But ok, we don’t like 4%… how about 3%? Heck, why not just cut that in half and use 2%? That’s enough for a full replacement every 50 years, with NO maintenance in between (no pothole filling, no crack sealing, no mill-and-fills, no periodic rehabs). Cool, cool. And now we only need a 50% property tax increase… just for roads. Makes the current 2.33% seem inconsequential, doesn’t it? And of course, none of that increase covers anything else we might want to take better care of, like sewers, trees, libraries, rec centres, arenas, pools, civic buildings, fire halls and police stations.

This is an unfillable pothole.

Until we change how we approach transportation and land use in Winnipeg, our roads will continue to get worse and worse and worse.

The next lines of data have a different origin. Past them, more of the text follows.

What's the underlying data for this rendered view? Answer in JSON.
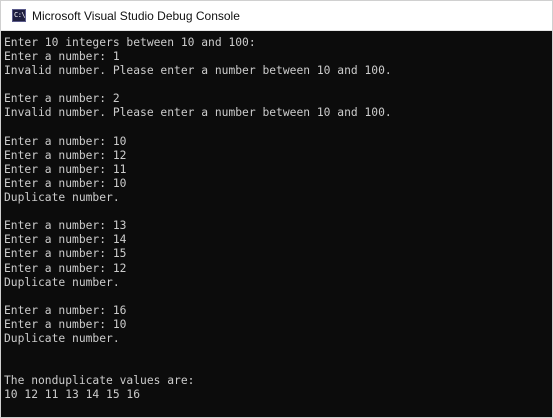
{
  "window": {
    "title": "Microsoft Visual Studio Debug Console",
    "icon": "console-app-icon",
    "icon_glyph": "C:\\"
  },
  "colors": {
    "console_background": "#0c0c0c",
    "console_text": "#cccccc",
    "titlebar_background": "#ffffff"
  },
  "console": {
    "lines": [
      "Enter 10 integers between 10 and 100:",
      "Enter a number: 1",
      "Invalid number. Please enter a number between 10 and 100.",
      "",
      "Enter a number: 2",
      "Invalid number. Please enter a number between 10 and 100.",
      "",
      "Enter a number: 10",
      "Enter a number: 12",
      "Enter a number: 11",
      "Enter a number: 10",
      "Duplicate number.",
      "",
      "Enter a number: 13",
      "Enter a number: 14",
      "Enter a number: 15",
      "Enter a number: 12",
      "Duplicate number.",
      "",
      "Enter a number: 16",
      "Enter a number: 10",
      "Duplicate number.",
      "",
      "",
      "The nonduplicate values are:",
      "10 12 11 13 14 15 16"
    ]
  }
}
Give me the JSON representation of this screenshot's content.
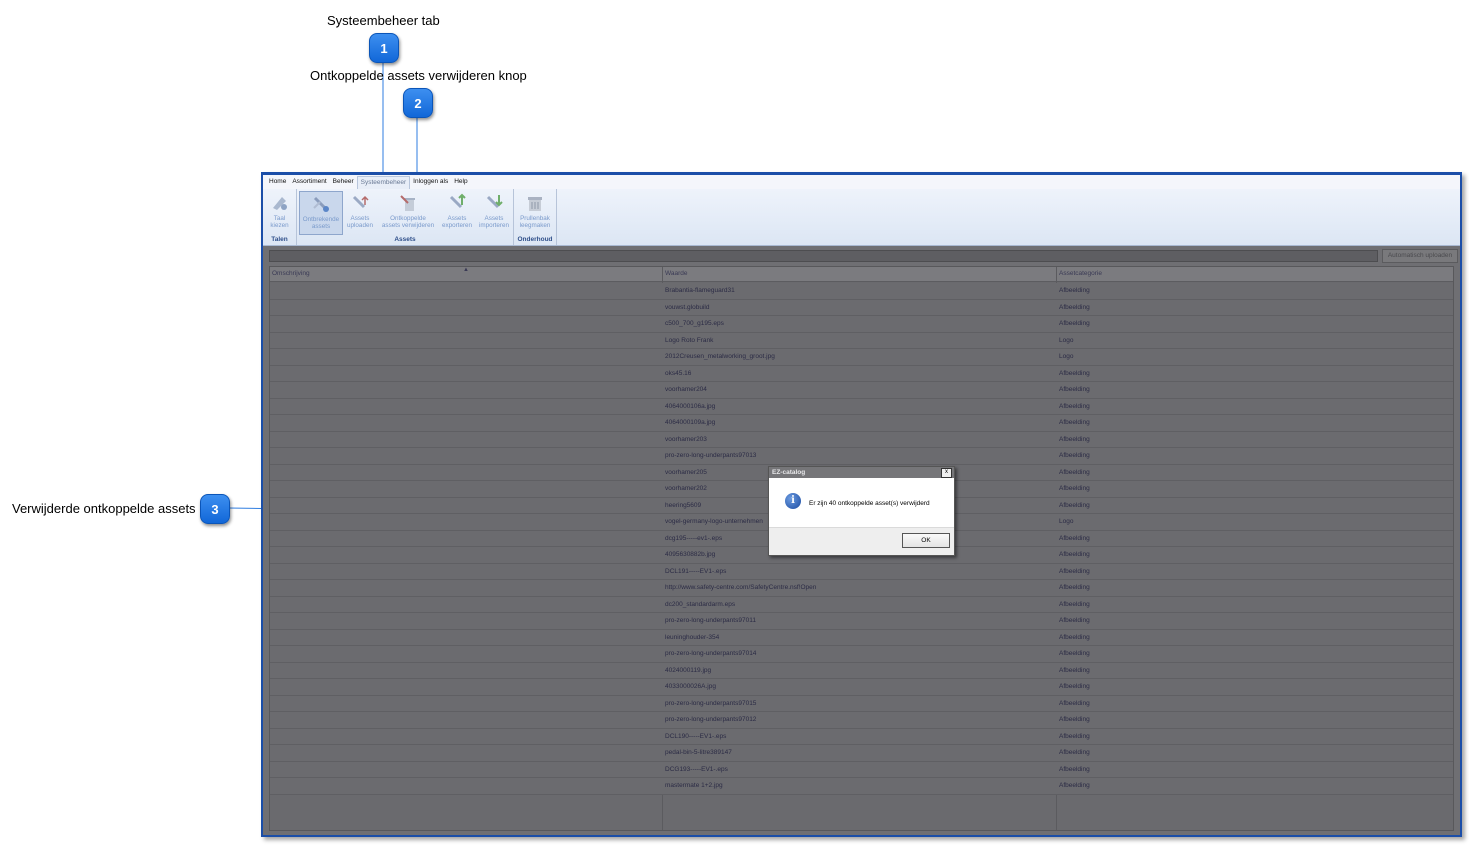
{
  "callouts": [
    {
      "number": "1",
      "label": "Systeembeheer tab"
    },
    {
      "number": "2",
      "label": "Ontkoppelde assets verwijderen knop"
    },
    {
      "number": "3",
      "label": "Verwijderde ontkoppelde assets"
    }
  ],
  "menu": [
    "Home",
    "Assortiment",
    "Beheer",
    "Systeembeheer",
    "Inloggen als",
    "Help"
  ],
  "ribbon": {
    "groups": [
      {
        "caption": "Talen",
        "buttons": [
          {
            "label1": "Taal",
            "label2": "kiezen"
          }
        ]
      },
      {
        "caption": "Assets",
        "buttons": [
          {
            "label1": "Ontbrekende",
            "label2": "assets"
          },
          {
            "label1": "Assets",
            "label2": "uploaden"
          },
          {
            "label1": "Ontkoppelde",
            "label2": "assets verwijderen"
          },
          {
            "label1": "Assets",
            "label2": "exporteren"
          },
          {
            "label1": "Assets",
            "label2": "importeren"
          }
        ]
      },
      {
        "caption": "Onderhoud",
        "buttons": [
          {
            "label1": "Prullenbak",
            "label2": "leegmaken"
          }
        ]
      }
    ]
  },
  "auto_upload_label": "Automatisch uploaden",
  "grid": {
    "columns": [
      "Omschrijving",
      "Waarde",
      "Assetcategorie"
    ],
    "rows": [
      [
        "",
        "Brabantia-flameguard31",
        "Afbeelding"
      ],
      [
        "",
        "vouwst.globuild",
        "Afbeelding"
      ],
      [
        "",
        "c500_700_g195.eps",
        "Afbeelding"
      ],
      [
        "",
        "Logo Roto Frank",
        "Logo"
      ],
      [
        "",
        "2012Creusen_metalworking_groot.jpg",
        "Logo"
      ],
      [
        "",
        "oks45.16",
        "Afbeelding"
      ],
      [
        "",
        "voorhamer204",
        "Afbeelding"
      ],
      [
        "",
        "4064000106a.jpg",
        "Afbeelding"
      ],
      [
        "",
        "4064000109a.jpg",
        "Afbeelding"
      ],
      [
        "",
        "voorhamer203",
        "Afbeelding"
      ],
      [
        "",
        "pro-zero-long-underpants97013",
        "Afbeelding"
      ],
      [
        "",
        "voorhamer205",
        "Afbeelding"
      ],
      [
        "",
        "voorhamer202",
        "Afbeelding"
      ],
      [
        "",
        "heering5609",
        "Afbeelding"
      ],
      [
        "",
        "vogel-germany-logo-unternehmen",
        "Logo"
      ],
      [
        "",
        "dcg195-----ev1-.eps",
        "Afbeelding"
      ],
      [
        "",
        "4095630882b.jpg",
        "Afbeelding"
      ],
      [
        "",
        "DCL191-----EV1-.eps",
        "Afbeelding"
      ],
      [
        "",
        "http://www.safety-centre.com/SafetyCentre.nsf!Open",
        "Afbeelding"
      ],
      [
        "",
        "dc200_standardarm.eps",
        "Afbeelding"
      ],
      [
        "",
        "pro-zero-long-underpants97011",
        "Afbeelding"
      ],
      [
        "",
        "leuninghouder-354",
        "Afbeelding"
      ],
      [
        "",
        "pro-zero-long-underpants97014",
        "Afbeelding"
      ],
      [
        "",
        "4024000119.jpg",
        "Afbeelding"
      ],
      [
        "",
        "4033000026A.jpg",
        "Afbeelding"
      ],
      [
        "",
        "pro-zero-long-underpants97015",
        "Afbeelding"
      ],
      [
        "",
        "pro-zero-long-underpants97012",
        "Afbeelding"
      ],
      [
        "",
        "DCL190-----EV1-.eps",
        "Afbeelding"
      ],
      [
        "",
        "pedal-bin-5-litre389147",
        "Afbeelding"
      ],
      [
        "",
        "DCG193-----EV1-.eps",
        "Afbeelding"
      ],
      [
        "",
        "mastermate 1+2.jpg",
        "Afbeelding"
      ]
    ]
  },
  "dialog": {
    "title": "EZ-catalog",
    "close": "x",
    "message": "Er zijn 40 ontkoppelde asset(s) verwijderd",
    "ok_label": "OK"
  },
  "colors": {
    "badge": "#1a6fe0",
    "window_border": "#1b4ea8",
    "overlay": "#6f6f73"
  }
}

Until the City goes bankrupt. That’s just math.

You may not like how we got here, but here we are. We have more roads than we can ever dream of affording to maintain. THAT is what we need to be talking about as a City, especially going into an election. Unfortunately, it looks like local media hasn’t gotten the memo.

Like it or not, local media has a lot of power to determine what conversations we are going to have around the issues going into this election. What they report on can frame what we talk about.

But with great power comes great responsibility.

The responsibility to ask the tough questions. To dig deeper. To ask, how much more?

We need to remember that local media, like local government, is here to serve us. And if they’re not doing their job adequately, it’s up to us to hold them to task.

Now, it’s true that we are free to write Letters to the Editor, or submit op-eds for publication, in order to bring these issues to light. And you could point to Brent Bellamy’s excellent column in Monday’s Free Press as the exception that proves the rule. [And I’m not just saying that because I got mentioned in there.]

But the problem with Letters to the Editor, or op-eds, or even great analysis pieces like Brent’s, is this: they are all labeled as “Opinion”.

Think about that. The pieces we get to see in the media that do the math, using facts and figures pulled directly from City reports, are “Opinion”. Yet, when one of the City’s largest professional lobby groups asks for a blank cheque for their industry to “fix the roads”, that’s reported as “News”. With no further context or commentary.

Recognizing that bias is important.

That’s why I’ve started writing directly to journalists who put out stories about roads and potholes that accept the current narrative of “more”, without asking “how much more”. I’m inviting you to start doing the same. We deserve better. [But please be polite.]

As an aside, I think our established local media could learn a lot from the senior journalism students at RRC Polytechnic. They’ve put together an excellent resource for the coming election, specifically seeking to dig deeper on these (and other) important issues. You should check it out. [Again, I’m not just saying that because I got mentioned in there.]

And finally, if you’re a journalist, politician, public servant, or a community member who just cares about our city, and is interested in learning more about fixing our transportation issues, I urge you to attend next week’s event with Strong Towns’ Chuck Marohn. This previously sold-out event put on by the Green Action Centre has been moved to a new (larger) venue, so a few extra tickets have become available. You’ll get to hear a keynote by Chuck, participate in hands-on activities to better transportation in Winnipeg, plus you get lunch!

I can’t wait to see you there!


Elmwood Guy